That service was popular not just among the 50 million-plus tourists who came to Turkey in the pre-pandemic era, it was also becoming a preferable mode of transportation for locals.
The court decision on Uber says it can work with the cabbies as the ride-hailing service hasn’t indicated if it intends to introduce its XL service as well.
Istanbul’s taxi drivers are notorious for their bad behaviour and the habit of getting into needless conversations with customers. It’s not uncommon to see a video of a taxi driver misbehaving going viral.
Samil Karadag, the manager of a family-owned taxi stand in Istanbul’s Ortakoy neighbourhood, said Uber’s return will tighten competition with the city’s regular cab drivers, making them rethink their attitude towards customers.
“I think Uber’s comeback will force both drivers and cab owners to get their act together. As a result, this will mostly have a positive impact in the Turkish cab market.”
Like elsewhere, the pandemic has hit Turkey’s tourism hard as the number of visitors dropped more than half to 15 million in 2020 from 51.9 million a year earlier.
From the shops which sell Turkish delights, to hotel operators, everyone in the country has seen a slide in their income.
Karadag is relieved at Uber’s return in the backdrop of this situation. “It could benefit us because our taxi drivers have run into issues with local applications such as BiTaksi,” he said.
With its ability to quickly connect a passenger with the closest available ride, Uber has expanded to 600 cities since its launch in 2010.
But it’s up for some bumps in Turkey - even if it has the legal cover for now.
“We do not trust Uber,” said Aksu, the head of the Istanbul cab drivers association, adding that he’d prefer Turkish ride hailing apps over Uber.
Karadag said there’s a fear among taxi drivers that despite the court decision, Uber will re-introduce the XL service.
“We don’t know exactly what happens in the future.”
A game of licenses
Even after the Uber service was banned, the taxi drivers said they didn’t see any marked improvement in their income mainly because the pandemic has forced people to remain indoors.
“Our business has dropped by about 50 percent. We are incurring losses,” 45-year-old Aksu said. He hoped that the government would come up with an incentive package for the cab drivers, who number around 17,400 in Istanbul alone, making them a formidable vote bank.

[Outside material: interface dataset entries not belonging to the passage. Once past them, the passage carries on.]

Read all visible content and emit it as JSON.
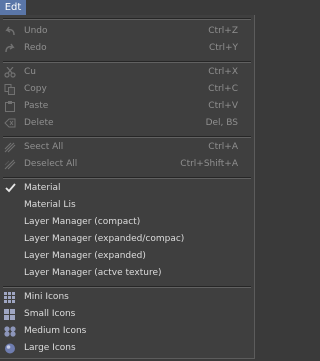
{
  "menubar": {
    "title": "Edt"
  },
  "items": [
    {
      "label": "Undo",
      "shortcut": "Ctrl+Z",
      "enabled": false,
      "icon": "undo-icon"
    },
    {
      "label": "Redo",
      "shortcut": "Ctrl+Y",
      "enabled": false,
      "icon": "redo-icon"
    },
    {
      "label": "Cu",
      "shortcut": "Ctrl+X",
      "enabled": false,
      "icon": "cut-icon"
    },
    {
      "label": "Copy",
      "shortcut": "Ctrl+C",
      "enabled": false,
      "icon": "copy-icon"
    },
    {
      "label": "Paste",
      "shortcut": "Ctrl+V",
      "enabled": false,
      "icon": "paste-icon"
    },
    {
      "label": "Delete",
      "shortcut": "Del, BS",
      "enabled": false,
      "icon": "delete-icon"
    },
    {
      "label": "Seect All",
      "shortcut": "Ctrl+A",
      "enabled": false,
      "icon": "select-all-icon"
    },
    {
      "label": "Deselect All",
      "shortcut": "Ctrl+Shift+A",
      "enabled": false,
      "icon": "deselect-all-icon"
    },
    {
      "label": "Material",
      "shortcut": "",
      "enabled": true,
      "checked": true,
      "icon": "checkmark-icon"
    },
    {
      "label": "Material Lis",
      "shortcut": "",
      "enabled": true
    },
    {
      "label": "Layer Manager (compact)",
      "shortcut": "",
      "enabled": true
    },
    {
      "label": "Layer Manager (expanded/compac)",
      "shortcut": "",
      "enabled": true
    },
    {
      "label": "Layer Manager (expanded)",
      "shortcut": "",
      "enabled": true
    },
    {
      "label": "Layer Manager (actve texture)",
      "shortcut": "",
      "enabled": true
    },
    {
      "label": "Mini Icons",
      "shortcut": "",
      "enabled": true,
      "icon": "mini-icons-icon"
    },
    {
      "label": "Small Icons",
      "shortcut": "",
      "enabled": true,
      "icon": "small-icons-icon"
    },
    {
      "label": "Medium Icons",
      "shortcut": "",
      "enabled": true,
      "icon": "medium-icons-icon"
    },
    {
      "label": "Large Icons",
      "shortcut": "",
      "enabled": true,
      "icon": "large-icons-icon"
    }
  ],
  "colors": {
    "menu_highlight": "#5a76a8",
    "panel_bg": "#3f3f3f",
    "text_enabled": "#dcdcdc",
    "text_disabled": "#8f8f8f"
  }
}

Due to the pandemic, working hours have been reduced and in recent weeks the government also imposed lockdowns during weekends.
The price of a taxi licence, which used to fetch $434,000, has come down to $240,000 now, said Aksu.
Zeki Karadag, another cab driver,said there was a time he “could buy 3-4 apartments” in exchange for his taxi license. Istanbul taxi drivers often talk about the worth of the license in terms of its real estate value. It’s now hard to buy even a single apartment against a license.
Taxi rents paid by drivers who don’t own their own cabs have also taken a hit.
Before the pandemic, monthly taxi rent was around 9,000 Turkish liras ($1,204), according to Karadag. It now stands at $535, he says.
The number of yellow taxis in Istanbul hasn’t changed since 1991, when authorities auctioned taxi number plates for the last time even as Istanbul’s population increased to 15 million. Efforts to put more taxis on the roads have been met with protest by cab drivers.
Despite the Uber threat, Karadag said it’s time for the cab drivers to look forward.
“We should have some confidence in ourselves. Instead of focusing on what Uber does to us, we need to put our own house in order,” he said.